Burgundy is a predominantly agricultural country. Agriculture and crafts modernised late, under Moravian influence, from the 9th century onwards. International climate protocols forced Burgundy to give up its coal-based industries and caused a serious economic breakdown, deindustrialisation, mass emigration and return to near-subsistence agriculture. In the 18th and 19th century, some industry was rebuilt in Burgundy, mostly by multi-national corporations, but the main focus of its economy is still agriculture and crafts associated with it.
Since land ownership is distributed relatively equal, there is no considerable inequality or poverty, although living standards seriously lag behind the developed nations. A rudimentary welfare state aims to cover the risks of life and old age, but its means are still insufficient, which is why many people must resort to more primitive structures of social security (mutual help within families and villages).
The infrastructure is underdeveloped. Only three railroad lines connect it to the South and East; roads are not routinely maintained at a level which would support the transportation of great quantities of goods across the forests to the West and North. In spite of these problems, Burgundy still exports beer, beef, pork, game, wheat, barley and hops. Its inhabitants often resort to bicycles to cover distances between villages.
Burgundy`s comparatively homogeneous culture is shaped by Germanic traditions and forces of modernisation stemming from Moravia and the Mediterranean Empires alike.
Families are the bedrock of the Burgundian social system. They are understood to comprise even more distant relations in complex overlaying networks. In the countryside, this structure has materialised in the architectural structure of the longhouses, where some rooms are often empty because they are reserved for members of the family who presently live most of the year in another family`s longhouse. In towns, this applies only to a limited degree. Cultural norms like monogamy and filial piety are less strict there, too.
Germanic cult and its festivities still shapes the year, but they are not celebrated in the excessive, spectacular and performative ways of the Franks, but rather within the village or neighborhood community. Family rituals (births, marriages, burials), on the other hand, are celebrated by great numbers of guests. Priests are nominated by the king (but usually from the community and approved by the community) and paid by the state. Christian and Jewish minorities are tolerated, but they are so small that they have not shaped Burgundian culture to a significant degree. Ethnically Slavic Burgundians often adapt easily to Burgundian traditions due to the relative similarity of both animist cultures.
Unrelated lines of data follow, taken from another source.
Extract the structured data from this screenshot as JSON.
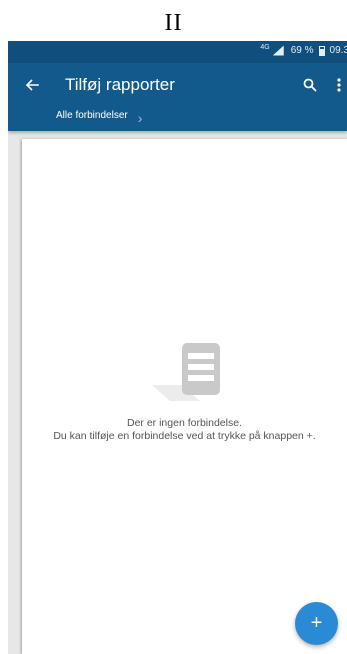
{
  "caption": "II",
  "status_bar": {
    "network": "4G",
    "battery": "69 %",
    "time": "09.3"
  },
  "app_bar": {
    "back_icon": "arrow-left-icon",
    "title": "Tilføj rapporter",
    "search_icon": "search-icon",
    "more_icon": "more-vertical-icon",
    "breadcrumb": "Alle forbindelser",
    "breadcrumb_icon": "chevron-right-icon"
  },
  "empty_state": {
    "icon": "server-icon",
    "line1": "Der er ingen forbindelse.",
    "line2": "Du kan tilføje en forbindelse ved at trykke på knappen +."
  },
  "fab": {
    "label": "+",
    "icon": "plus-icon"
  },
  "colors": {
    "status_bar": "#104f7d",
    "app_bar": "#135a8c",
    "fab": "#2b8ad6",
    "background": "#e7e7e7",
    "card": "#ffffff"
  }
}
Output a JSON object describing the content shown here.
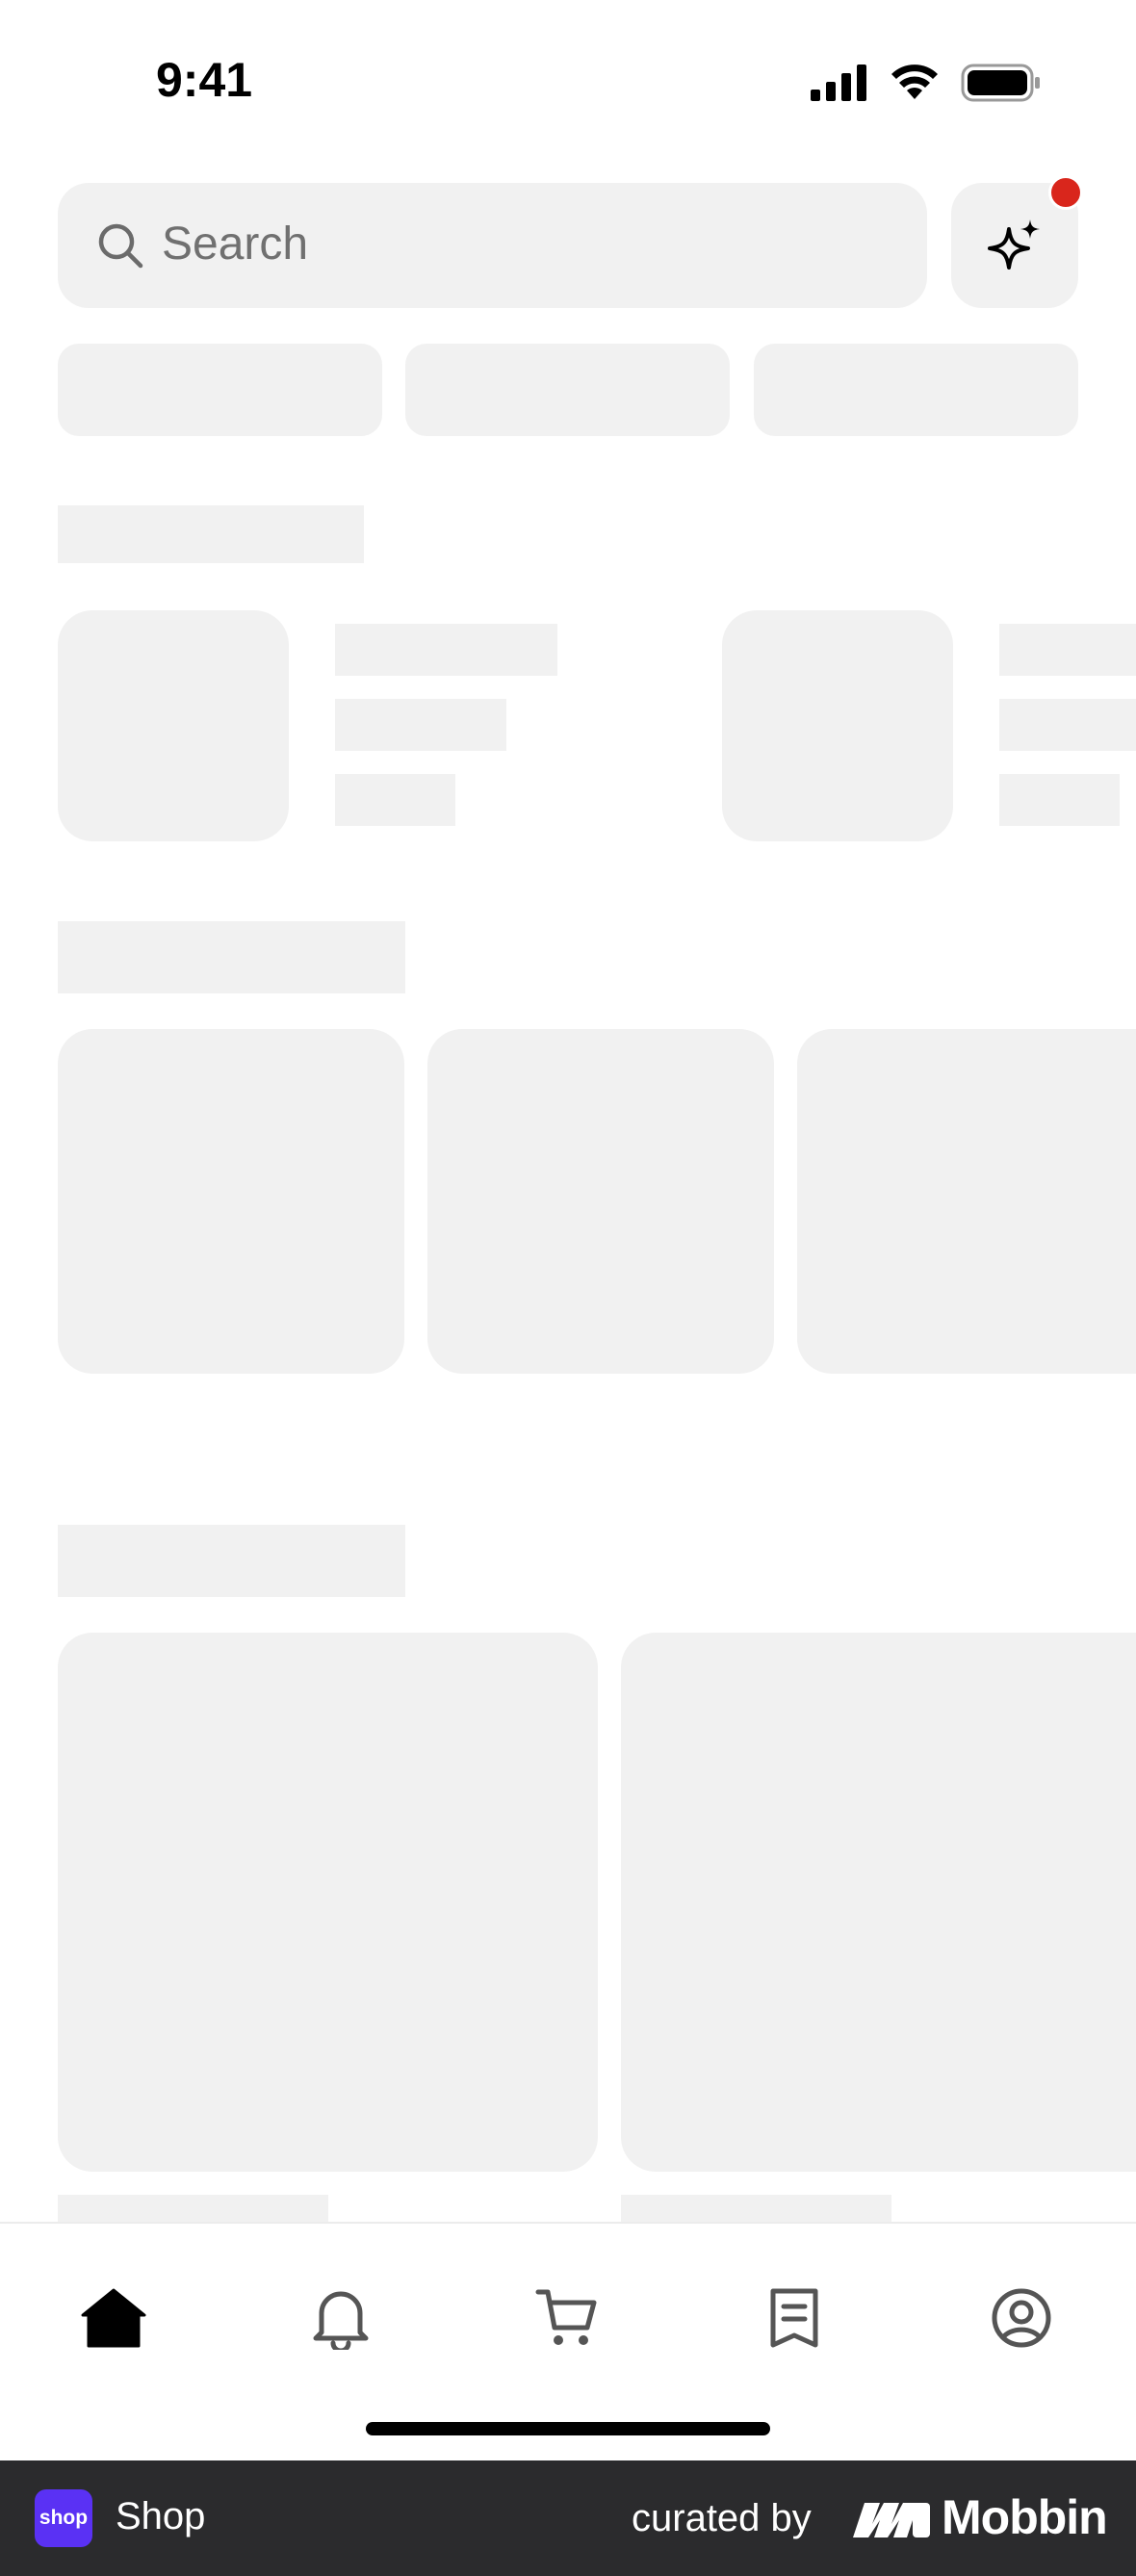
{
  "status_bar": {
    "time": "9:41"
  },
  "search": {
    "placeholder": "Search"
  },
  "tab_bar": {
    "tabs": [
      {
        "icon": "home-icon",
        "active": true
      },
      {
        "icon": "bell-icon",
        "active": false
      },
      {
        "icon": "cart-icon",
        "active": false
      },
      {
        "icon": "receipt-icon",
        "active": false
      },
      {
        "icon": "account-icon",
        "active": false
      }
    ]
  },
  "footer": {
    "app_logo_text": "shop",
    "app_name": "Shop",
    "curated_by": "curated by",
    "brand": "Mobbin"
  },
  "colors": {
    "skeleton": "#f1f1f1",
    "notification_dot": "#d9261c",
    "footer_bg": "#2b2b2d",
    "shop_purple": "#5a31f4"
  }
}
Nine years of schooling are compulsory and provided by the state. Competency levels of Burgundian pupils are in the lower third of student outcomes worldwide, which critical Burgundians ascribe to the lack of a systematic teacher education. Two out of three Burgundians then pursue a vocational training (apprenticeship), only one out of three completes higher secondary education and only one in five Burgundians attends university or institutions of applied science.